Every line holding the string "size" should be copied out of the listing.

*** Block opens ***

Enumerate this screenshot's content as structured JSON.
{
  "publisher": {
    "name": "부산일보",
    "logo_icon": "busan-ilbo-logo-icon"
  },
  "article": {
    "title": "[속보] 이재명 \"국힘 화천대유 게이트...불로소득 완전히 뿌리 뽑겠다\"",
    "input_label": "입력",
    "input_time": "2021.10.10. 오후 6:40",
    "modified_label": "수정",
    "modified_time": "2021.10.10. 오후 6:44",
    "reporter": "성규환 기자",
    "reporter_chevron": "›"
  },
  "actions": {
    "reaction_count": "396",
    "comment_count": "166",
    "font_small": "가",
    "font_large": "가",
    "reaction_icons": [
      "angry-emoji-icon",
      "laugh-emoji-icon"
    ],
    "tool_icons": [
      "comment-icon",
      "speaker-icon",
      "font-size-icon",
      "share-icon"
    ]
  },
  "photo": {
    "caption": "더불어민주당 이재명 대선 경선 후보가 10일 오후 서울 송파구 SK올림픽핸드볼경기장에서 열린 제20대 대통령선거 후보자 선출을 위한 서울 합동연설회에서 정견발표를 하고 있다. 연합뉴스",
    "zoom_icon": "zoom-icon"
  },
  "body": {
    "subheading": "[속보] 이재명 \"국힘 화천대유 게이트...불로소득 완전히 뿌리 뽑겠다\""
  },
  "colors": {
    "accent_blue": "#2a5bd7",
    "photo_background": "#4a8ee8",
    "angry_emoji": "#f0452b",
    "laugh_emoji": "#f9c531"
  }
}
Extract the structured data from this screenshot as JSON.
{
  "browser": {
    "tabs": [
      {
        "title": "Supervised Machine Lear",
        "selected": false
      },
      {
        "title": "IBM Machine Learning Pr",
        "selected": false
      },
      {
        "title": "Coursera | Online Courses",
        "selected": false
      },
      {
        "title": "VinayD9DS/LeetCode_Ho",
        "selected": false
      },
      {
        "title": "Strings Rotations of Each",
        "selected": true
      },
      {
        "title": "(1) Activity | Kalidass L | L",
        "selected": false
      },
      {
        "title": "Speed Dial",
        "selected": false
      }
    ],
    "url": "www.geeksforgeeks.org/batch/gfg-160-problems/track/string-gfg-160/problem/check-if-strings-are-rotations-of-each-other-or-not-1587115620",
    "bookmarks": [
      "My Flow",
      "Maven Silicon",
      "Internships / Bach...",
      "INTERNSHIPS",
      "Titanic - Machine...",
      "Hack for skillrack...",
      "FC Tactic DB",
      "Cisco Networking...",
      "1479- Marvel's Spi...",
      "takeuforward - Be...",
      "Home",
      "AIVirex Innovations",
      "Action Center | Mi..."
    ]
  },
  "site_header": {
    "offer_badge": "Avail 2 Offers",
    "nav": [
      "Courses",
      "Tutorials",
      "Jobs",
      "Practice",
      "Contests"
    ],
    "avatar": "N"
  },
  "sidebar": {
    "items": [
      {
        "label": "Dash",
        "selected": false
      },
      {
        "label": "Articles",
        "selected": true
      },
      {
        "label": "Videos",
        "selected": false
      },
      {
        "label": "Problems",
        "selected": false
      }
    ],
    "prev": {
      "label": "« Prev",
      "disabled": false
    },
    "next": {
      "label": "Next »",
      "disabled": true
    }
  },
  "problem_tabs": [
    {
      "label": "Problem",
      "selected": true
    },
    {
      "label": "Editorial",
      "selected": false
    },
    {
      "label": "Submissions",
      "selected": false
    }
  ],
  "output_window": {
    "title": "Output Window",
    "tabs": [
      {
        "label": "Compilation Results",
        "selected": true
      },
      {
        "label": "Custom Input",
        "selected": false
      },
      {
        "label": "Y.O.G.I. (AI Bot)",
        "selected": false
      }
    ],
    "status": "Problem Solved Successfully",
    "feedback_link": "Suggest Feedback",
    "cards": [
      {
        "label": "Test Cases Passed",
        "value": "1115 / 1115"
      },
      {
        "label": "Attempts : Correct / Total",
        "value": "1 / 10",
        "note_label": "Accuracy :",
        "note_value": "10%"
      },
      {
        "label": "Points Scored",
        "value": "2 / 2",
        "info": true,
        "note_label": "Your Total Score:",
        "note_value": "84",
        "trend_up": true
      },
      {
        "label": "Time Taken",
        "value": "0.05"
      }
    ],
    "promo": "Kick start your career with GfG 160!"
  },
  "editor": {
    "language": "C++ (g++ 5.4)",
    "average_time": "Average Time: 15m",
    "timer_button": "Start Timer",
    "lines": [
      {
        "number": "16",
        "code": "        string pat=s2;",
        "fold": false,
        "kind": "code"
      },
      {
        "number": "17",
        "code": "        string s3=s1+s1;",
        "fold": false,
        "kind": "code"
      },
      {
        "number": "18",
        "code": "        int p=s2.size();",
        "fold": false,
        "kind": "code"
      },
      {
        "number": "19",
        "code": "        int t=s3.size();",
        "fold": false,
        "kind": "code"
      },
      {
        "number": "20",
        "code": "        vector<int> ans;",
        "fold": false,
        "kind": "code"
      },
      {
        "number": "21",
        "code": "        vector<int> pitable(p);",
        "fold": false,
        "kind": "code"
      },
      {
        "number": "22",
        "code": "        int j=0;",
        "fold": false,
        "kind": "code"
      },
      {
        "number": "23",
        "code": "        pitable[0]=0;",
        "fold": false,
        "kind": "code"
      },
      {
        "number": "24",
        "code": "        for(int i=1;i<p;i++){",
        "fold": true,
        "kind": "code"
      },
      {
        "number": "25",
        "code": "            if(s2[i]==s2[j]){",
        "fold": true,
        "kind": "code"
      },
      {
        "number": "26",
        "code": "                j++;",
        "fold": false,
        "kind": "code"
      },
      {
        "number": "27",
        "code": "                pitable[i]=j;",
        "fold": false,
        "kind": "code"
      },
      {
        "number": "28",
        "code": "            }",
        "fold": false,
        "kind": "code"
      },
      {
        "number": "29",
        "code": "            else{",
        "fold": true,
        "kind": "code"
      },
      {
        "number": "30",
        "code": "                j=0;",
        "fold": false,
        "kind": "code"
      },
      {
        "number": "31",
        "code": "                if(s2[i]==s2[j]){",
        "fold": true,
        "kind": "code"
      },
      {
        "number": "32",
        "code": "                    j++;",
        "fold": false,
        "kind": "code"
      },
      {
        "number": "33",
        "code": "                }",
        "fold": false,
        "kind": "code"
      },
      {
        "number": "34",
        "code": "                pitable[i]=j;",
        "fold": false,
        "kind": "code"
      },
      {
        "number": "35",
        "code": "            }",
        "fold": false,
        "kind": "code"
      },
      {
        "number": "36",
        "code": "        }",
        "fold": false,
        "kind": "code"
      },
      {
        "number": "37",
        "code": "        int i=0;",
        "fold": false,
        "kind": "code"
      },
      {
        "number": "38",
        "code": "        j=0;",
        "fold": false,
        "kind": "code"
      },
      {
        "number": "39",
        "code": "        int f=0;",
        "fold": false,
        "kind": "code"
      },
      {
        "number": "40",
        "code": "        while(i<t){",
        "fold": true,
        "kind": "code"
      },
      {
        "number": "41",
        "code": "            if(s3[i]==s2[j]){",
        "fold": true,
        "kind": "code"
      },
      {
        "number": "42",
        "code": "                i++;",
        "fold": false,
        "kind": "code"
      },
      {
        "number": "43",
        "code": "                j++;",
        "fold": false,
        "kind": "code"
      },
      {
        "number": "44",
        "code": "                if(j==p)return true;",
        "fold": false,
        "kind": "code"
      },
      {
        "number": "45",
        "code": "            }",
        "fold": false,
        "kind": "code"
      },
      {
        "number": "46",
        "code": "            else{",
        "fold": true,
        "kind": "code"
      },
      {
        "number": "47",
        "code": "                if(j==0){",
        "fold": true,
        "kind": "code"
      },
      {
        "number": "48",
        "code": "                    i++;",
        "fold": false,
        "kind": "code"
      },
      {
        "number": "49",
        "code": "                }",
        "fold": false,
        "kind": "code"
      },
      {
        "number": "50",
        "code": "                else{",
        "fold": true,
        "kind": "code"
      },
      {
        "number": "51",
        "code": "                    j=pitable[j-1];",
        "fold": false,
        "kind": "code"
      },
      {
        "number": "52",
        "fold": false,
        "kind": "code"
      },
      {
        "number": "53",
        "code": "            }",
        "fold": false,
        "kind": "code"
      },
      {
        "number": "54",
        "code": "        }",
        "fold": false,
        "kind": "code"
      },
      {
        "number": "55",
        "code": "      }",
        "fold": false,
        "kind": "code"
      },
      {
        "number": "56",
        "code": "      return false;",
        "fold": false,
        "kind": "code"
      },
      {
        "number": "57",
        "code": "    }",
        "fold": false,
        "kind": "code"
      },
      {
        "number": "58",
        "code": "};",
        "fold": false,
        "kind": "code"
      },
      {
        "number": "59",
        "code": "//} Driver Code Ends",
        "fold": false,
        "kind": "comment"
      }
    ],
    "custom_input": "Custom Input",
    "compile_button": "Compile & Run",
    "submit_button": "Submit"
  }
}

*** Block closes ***

- _RESPONSE BOX_:
      "font-size-icon",
        "code": "        int p=s2.size();",
        "code": "        int t=s3.size();",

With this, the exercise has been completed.